▸ **What needs to be done**:
Keep only the lines that hold the string "main", filtering out the rest of the entries below.

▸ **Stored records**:
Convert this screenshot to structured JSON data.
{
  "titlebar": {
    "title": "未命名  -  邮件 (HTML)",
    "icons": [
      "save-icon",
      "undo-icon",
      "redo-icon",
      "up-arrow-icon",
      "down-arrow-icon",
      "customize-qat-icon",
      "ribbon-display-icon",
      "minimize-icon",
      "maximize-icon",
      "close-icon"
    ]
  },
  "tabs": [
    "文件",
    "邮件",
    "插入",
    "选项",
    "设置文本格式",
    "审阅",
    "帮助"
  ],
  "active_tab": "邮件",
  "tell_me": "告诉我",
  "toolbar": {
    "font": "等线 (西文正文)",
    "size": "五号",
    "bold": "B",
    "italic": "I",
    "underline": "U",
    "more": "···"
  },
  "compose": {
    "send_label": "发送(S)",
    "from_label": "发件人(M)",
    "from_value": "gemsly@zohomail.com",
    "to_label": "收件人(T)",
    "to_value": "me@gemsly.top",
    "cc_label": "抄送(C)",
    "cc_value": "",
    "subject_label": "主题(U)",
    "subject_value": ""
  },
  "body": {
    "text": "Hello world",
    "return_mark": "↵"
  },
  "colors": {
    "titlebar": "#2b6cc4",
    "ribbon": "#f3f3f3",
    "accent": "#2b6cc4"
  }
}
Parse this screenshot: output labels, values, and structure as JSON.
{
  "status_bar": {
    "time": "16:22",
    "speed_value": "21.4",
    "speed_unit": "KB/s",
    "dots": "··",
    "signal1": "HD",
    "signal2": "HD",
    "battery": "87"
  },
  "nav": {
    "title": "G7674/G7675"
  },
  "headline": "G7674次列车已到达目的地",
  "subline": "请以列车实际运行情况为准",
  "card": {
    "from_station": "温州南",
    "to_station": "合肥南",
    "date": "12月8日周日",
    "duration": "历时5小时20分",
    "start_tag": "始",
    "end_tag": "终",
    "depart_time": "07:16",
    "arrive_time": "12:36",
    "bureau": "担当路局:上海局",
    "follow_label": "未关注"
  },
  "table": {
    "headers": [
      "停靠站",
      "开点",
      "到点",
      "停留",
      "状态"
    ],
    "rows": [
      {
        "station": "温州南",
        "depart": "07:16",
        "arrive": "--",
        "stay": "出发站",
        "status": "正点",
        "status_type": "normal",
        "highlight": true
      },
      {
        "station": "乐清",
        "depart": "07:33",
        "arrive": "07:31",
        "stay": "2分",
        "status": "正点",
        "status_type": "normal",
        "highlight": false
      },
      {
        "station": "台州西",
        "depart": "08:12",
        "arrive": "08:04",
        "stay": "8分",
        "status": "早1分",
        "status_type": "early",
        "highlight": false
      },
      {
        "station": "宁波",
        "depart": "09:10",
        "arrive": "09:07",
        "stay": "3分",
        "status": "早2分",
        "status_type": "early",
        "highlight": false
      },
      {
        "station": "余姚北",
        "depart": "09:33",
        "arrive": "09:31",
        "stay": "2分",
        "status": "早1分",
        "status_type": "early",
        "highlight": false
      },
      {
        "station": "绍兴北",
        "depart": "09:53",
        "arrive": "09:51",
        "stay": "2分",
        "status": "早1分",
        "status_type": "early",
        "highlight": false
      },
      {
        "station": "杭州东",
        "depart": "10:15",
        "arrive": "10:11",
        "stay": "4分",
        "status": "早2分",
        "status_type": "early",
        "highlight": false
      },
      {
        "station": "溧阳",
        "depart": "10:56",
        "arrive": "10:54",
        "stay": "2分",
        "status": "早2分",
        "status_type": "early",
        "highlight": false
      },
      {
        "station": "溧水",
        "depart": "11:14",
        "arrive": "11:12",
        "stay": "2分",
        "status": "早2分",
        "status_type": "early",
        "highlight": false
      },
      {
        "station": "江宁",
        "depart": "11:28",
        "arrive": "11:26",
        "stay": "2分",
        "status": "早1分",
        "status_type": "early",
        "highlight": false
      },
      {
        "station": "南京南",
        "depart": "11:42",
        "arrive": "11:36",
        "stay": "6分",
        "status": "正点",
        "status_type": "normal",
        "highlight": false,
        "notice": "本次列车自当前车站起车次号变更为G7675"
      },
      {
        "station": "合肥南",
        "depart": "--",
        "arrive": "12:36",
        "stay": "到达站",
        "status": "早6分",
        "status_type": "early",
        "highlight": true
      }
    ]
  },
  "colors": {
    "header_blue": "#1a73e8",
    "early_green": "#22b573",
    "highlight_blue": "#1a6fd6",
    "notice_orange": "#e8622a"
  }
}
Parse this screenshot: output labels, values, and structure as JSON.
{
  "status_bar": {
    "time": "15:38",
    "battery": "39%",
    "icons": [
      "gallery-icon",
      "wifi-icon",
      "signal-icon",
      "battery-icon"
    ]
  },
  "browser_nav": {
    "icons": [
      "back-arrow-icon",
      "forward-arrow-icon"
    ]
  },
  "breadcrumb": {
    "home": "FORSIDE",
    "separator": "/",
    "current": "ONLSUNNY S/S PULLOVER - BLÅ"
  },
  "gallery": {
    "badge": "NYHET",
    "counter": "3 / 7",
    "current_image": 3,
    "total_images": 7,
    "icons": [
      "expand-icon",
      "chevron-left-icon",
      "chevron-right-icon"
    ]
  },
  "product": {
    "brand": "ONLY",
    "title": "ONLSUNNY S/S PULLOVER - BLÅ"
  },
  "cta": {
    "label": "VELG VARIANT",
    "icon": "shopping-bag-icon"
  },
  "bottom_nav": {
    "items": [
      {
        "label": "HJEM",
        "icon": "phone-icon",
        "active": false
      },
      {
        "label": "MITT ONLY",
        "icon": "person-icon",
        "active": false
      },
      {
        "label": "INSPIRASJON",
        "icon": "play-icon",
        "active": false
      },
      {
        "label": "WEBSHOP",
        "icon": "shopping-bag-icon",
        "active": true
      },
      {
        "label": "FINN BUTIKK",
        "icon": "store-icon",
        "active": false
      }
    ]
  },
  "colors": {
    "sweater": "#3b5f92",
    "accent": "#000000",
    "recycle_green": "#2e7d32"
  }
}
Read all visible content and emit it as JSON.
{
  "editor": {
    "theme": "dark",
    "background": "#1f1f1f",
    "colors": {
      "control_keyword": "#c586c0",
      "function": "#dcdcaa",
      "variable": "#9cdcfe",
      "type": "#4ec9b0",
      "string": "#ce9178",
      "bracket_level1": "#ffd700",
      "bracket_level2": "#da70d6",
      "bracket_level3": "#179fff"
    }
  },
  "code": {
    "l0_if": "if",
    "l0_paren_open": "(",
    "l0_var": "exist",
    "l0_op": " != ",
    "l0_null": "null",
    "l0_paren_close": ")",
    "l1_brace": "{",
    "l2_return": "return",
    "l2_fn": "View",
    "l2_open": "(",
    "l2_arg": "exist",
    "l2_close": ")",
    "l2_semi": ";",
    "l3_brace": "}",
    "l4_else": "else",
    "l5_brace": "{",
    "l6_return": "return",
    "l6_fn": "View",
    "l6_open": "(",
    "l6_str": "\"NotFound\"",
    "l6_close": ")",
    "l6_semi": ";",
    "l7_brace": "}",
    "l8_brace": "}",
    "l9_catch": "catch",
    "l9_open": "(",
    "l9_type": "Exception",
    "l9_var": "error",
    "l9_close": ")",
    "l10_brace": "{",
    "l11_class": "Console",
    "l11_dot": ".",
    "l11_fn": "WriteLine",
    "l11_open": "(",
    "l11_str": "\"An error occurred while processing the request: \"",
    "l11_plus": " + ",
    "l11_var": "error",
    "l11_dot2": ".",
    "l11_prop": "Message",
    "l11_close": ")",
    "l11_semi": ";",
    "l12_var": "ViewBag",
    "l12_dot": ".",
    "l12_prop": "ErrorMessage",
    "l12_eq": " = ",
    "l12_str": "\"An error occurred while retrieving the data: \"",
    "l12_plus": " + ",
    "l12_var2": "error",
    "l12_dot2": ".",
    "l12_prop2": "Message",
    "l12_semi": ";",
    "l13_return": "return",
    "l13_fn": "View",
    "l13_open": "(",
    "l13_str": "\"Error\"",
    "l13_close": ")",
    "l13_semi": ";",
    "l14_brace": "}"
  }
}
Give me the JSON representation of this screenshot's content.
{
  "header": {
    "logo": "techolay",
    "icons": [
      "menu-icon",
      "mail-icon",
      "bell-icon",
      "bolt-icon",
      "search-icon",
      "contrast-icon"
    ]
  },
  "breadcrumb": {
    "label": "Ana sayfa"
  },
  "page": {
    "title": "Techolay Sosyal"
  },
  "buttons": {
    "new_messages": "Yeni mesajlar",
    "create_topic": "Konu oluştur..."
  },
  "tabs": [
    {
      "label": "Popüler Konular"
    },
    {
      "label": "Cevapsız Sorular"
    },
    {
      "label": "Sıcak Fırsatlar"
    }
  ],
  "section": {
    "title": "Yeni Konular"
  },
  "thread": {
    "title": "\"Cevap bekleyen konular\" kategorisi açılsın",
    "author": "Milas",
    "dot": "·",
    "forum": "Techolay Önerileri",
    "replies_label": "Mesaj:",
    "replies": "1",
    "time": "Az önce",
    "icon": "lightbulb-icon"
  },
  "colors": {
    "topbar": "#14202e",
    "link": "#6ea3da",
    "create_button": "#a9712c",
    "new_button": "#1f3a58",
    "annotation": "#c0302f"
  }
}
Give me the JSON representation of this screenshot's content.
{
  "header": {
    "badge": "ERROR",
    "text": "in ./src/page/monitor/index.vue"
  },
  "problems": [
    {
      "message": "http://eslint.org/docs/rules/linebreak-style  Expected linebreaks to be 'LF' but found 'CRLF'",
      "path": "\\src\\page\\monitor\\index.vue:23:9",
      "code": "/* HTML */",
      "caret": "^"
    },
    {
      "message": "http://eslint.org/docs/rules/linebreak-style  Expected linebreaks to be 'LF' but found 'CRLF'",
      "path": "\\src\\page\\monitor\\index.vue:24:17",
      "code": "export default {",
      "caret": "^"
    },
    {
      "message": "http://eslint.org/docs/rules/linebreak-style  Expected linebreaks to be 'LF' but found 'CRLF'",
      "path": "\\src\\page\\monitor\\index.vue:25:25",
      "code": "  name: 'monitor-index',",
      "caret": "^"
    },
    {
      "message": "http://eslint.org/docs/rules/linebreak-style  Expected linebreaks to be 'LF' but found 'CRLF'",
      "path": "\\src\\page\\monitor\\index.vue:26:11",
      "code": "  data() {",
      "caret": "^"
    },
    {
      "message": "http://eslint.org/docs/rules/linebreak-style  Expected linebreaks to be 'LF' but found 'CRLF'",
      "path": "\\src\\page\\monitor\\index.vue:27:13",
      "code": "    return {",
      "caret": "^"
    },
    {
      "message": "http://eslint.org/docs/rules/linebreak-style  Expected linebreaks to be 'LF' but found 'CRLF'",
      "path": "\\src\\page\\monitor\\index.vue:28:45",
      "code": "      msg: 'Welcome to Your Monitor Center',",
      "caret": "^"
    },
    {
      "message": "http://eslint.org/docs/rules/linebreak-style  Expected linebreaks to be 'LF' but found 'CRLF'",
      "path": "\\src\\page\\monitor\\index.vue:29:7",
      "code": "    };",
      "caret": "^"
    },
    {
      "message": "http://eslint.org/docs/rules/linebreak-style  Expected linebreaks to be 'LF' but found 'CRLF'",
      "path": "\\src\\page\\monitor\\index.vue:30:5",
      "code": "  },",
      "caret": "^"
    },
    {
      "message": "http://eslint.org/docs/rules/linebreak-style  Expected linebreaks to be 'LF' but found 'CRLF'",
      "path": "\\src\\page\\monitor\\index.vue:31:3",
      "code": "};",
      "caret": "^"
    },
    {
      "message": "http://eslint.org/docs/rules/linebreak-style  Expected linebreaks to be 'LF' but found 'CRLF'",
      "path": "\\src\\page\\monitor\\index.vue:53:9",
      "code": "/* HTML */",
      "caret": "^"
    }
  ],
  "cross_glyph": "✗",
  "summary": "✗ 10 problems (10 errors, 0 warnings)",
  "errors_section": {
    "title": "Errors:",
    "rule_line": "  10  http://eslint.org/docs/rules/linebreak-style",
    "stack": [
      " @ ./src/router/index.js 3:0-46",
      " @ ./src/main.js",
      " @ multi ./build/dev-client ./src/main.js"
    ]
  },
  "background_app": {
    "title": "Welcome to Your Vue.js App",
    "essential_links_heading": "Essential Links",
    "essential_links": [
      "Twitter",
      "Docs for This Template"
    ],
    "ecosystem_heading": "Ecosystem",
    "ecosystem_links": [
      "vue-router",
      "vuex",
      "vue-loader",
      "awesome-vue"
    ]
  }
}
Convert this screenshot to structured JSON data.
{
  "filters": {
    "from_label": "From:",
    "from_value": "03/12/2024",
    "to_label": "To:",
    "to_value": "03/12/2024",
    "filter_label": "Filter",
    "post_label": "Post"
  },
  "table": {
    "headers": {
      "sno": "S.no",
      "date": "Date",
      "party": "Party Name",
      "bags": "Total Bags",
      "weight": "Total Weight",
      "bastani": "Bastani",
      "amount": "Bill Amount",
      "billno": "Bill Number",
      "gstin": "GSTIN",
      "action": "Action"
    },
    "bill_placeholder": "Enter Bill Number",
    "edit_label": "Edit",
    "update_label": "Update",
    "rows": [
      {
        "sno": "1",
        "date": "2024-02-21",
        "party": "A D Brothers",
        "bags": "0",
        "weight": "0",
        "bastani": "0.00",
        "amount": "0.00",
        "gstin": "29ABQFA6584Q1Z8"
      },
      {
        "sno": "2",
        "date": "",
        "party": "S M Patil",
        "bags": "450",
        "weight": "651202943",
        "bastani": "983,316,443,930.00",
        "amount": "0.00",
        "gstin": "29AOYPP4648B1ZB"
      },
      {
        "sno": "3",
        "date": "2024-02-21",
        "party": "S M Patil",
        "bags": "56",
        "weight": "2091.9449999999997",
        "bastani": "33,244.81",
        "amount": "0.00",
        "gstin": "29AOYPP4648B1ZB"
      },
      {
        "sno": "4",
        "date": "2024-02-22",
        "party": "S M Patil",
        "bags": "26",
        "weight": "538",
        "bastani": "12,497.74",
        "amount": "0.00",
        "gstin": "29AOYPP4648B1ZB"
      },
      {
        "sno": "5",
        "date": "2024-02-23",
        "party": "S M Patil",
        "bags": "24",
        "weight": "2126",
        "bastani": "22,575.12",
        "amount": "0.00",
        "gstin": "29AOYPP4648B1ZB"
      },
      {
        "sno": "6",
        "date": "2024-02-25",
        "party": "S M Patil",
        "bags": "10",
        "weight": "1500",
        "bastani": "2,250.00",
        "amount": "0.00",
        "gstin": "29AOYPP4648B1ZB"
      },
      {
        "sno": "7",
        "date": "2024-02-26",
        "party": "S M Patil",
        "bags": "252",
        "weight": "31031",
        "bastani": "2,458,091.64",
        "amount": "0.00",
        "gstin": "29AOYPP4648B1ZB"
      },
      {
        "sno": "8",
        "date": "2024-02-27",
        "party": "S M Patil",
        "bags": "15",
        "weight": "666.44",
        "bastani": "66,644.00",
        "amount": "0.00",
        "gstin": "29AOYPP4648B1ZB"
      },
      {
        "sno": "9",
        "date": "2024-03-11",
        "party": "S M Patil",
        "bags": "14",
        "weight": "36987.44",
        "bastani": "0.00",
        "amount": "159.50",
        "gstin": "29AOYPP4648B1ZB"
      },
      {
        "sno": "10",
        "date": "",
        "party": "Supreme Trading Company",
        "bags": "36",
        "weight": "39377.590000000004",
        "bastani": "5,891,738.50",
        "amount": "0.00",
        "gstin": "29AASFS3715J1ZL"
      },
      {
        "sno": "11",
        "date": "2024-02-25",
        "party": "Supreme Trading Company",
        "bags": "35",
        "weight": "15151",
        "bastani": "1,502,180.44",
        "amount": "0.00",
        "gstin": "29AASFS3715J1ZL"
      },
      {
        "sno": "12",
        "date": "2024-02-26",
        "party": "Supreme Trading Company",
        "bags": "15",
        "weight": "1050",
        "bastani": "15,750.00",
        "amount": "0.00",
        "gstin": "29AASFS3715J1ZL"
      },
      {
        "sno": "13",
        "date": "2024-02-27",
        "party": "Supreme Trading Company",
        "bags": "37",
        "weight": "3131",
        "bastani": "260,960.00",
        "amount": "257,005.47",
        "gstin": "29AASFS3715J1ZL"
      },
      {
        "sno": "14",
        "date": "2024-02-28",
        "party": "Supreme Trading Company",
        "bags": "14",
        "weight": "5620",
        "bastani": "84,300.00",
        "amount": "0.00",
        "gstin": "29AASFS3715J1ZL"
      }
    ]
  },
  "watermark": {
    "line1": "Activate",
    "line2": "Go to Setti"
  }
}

▸ **Exercise solution**:
      " @ ./src/main.js",
      " @ multi ./build/dev-client ./src/main.js"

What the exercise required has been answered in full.